“Yes, the war started out as political, but this was only an excuse for Muslims and Christians to start throwing stones,” said Ukuch, “I felt like there wasn’t anywhere safe in my country, I was being attacked on all sides.” It is estimated that over 400,000 people have been killed in the civil war which began in 2014. That is when Nicta Lubaale, General Secretary for the Organization of African Instituted Churches (OAIC) stepped in. Mr. Lubaale and his organization have been meeting with various African groups all over the continent in order to raise awareness of the war in South Sudan and offering assistance to the refugees.

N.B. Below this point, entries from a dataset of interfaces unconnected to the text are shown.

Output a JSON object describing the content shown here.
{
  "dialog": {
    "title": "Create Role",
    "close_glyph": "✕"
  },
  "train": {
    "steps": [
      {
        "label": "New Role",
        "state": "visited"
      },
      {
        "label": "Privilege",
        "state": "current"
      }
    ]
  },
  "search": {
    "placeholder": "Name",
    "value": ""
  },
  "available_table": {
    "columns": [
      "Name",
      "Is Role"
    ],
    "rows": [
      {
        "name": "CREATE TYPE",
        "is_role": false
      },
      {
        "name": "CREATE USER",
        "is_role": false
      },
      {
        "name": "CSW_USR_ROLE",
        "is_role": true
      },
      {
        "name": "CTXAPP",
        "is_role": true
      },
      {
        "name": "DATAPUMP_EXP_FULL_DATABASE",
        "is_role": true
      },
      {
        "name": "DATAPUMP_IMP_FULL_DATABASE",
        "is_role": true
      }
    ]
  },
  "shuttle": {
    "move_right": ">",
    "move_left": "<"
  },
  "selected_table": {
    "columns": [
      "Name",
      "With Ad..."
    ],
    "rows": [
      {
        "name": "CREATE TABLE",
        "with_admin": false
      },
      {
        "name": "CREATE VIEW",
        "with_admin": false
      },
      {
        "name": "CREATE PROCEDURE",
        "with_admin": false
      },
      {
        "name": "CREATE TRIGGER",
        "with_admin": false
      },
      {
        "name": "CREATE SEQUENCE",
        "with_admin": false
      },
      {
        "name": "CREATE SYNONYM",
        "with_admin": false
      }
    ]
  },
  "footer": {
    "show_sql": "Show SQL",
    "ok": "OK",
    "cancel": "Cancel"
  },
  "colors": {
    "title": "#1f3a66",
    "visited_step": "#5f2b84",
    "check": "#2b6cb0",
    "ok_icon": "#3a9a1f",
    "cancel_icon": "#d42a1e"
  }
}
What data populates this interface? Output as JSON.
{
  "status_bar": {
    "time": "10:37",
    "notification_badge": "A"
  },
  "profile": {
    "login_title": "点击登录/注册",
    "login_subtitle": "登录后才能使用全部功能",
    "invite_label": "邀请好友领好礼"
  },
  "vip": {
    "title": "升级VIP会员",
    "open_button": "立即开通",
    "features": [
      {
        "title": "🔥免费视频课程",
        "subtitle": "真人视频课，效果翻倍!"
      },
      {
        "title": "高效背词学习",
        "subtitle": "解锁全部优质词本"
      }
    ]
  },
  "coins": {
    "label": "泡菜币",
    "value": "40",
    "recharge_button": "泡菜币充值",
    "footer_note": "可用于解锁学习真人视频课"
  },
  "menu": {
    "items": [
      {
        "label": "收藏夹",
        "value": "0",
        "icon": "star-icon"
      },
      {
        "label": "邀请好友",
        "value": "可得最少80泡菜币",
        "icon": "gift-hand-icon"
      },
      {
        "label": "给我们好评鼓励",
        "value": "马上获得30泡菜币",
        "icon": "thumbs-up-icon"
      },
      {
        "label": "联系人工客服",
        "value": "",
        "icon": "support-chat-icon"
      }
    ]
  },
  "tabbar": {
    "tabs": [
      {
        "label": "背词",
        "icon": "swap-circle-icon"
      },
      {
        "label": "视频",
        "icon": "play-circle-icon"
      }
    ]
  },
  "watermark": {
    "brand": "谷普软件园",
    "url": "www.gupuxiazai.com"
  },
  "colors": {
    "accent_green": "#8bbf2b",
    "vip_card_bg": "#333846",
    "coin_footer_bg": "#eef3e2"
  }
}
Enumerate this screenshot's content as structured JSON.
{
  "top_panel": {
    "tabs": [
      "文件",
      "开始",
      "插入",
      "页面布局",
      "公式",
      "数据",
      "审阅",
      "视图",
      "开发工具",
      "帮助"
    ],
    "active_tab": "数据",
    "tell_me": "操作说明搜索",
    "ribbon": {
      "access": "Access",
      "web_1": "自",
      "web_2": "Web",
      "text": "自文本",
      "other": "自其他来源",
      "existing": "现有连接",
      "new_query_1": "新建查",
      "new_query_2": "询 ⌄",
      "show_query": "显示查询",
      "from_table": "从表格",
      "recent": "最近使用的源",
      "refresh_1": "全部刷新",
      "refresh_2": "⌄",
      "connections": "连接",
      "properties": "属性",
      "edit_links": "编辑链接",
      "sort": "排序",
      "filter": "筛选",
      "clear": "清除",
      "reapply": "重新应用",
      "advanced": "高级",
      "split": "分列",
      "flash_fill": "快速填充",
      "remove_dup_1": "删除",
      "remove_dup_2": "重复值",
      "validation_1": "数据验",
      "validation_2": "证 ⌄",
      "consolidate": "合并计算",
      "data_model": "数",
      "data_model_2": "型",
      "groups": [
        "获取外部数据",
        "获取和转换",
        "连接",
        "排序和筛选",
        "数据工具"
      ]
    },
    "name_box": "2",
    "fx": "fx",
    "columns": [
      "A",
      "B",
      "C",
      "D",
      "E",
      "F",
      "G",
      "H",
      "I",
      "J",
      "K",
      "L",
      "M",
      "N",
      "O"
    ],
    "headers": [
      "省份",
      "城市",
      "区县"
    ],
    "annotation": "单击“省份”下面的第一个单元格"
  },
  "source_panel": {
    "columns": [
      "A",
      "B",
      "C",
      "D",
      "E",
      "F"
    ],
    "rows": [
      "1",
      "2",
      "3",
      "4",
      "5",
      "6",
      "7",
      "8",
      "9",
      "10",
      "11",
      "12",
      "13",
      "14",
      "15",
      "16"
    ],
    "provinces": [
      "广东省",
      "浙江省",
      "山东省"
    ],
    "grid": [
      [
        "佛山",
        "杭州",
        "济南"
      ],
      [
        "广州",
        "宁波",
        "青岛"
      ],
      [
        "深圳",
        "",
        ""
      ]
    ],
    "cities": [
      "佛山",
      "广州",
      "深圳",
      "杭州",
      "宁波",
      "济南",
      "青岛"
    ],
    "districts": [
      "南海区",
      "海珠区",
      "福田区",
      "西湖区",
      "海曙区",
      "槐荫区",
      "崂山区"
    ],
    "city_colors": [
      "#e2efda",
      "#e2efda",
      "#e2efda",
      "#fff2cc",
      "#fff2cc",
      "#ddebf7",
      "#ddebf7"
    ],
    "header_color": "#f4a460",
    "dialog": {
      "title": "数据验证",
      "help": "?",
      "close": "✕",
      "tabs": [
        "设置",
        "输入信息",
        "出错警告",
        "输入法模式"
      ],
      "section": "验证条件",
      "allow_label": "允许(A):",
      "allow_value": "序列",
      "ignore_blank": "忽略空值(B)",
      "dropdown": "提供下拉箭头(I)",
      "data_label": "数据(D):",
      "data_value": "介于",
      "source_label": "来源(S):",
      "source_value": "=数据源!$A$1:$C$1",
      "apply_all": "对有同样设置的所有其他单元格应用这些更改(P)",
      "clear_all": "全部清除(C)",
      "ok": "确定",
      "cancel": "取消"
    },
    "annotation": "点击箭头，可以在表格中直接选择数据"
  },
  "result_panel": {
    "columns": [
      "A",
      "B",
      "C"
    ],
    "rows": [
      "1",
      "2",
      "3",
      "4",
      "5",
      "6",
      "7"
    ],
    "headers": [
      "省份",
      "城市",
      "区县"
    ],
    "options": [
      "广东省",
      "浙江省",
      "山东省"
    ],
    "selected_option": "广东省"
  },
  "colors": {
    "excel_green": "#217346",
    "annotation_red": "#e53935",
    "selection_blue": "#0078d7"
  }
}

Regarding his own organizations refugee effort, Lubaale said “We are working to support the needs of people who have come here for refuge. For instance, one local health facility needs mattresses. There are simply not enough. The facility is designed to help about 200 people a week, but it has been averaging 1,000.”
Chronic hunger has also been major concern in the region. Lubaale has consulted with the Presbyterian Hunger Program to look at ways to alleviate the problem.
“We continue to look at what we can do that hasn’t been done. There are pieces of land that refugees can use to begin growing food,” said Lubaale. “But it’s not just about food; it is also about people recovering their dignity. When they start tilling the land, it’s a process of recovering dignity, knowing that they are producing.”
Mr. Lubaale has spent a large majority of his time hosting forums for religious understanding and giving people the ability to share their concerns and hopes. He has also spent time attending such forums on a global scale, such as the G20 Interfaith Forum (IF20), held most recently in Argentina. Mr. Lubaale attends these forms because they discuss issues such as war and poverty. The forum’s intent is to find global solutions for these issues and present them to the Global 20, which is the annual meeting of the 20 most prosperous nations in the world
“We need people out there talking about us and what we are going through,” said Ukuch, refugee from South Sudan, “our problems are too big for us alone to solve which is why forums such as the G20 Interfaith forum are important. I greatly appreciate friends like Mr. Lubaale who attend these discussions to let the world know that we need help.”
The upcoming 2019 G20 Interfaith Forum will be hosted in Japan this coming June. The forum will look to talk about issues such as South Sudan and other countries who are facing similar political and religious issues. Learn more about the forum at https://www.g20interfaith.org/.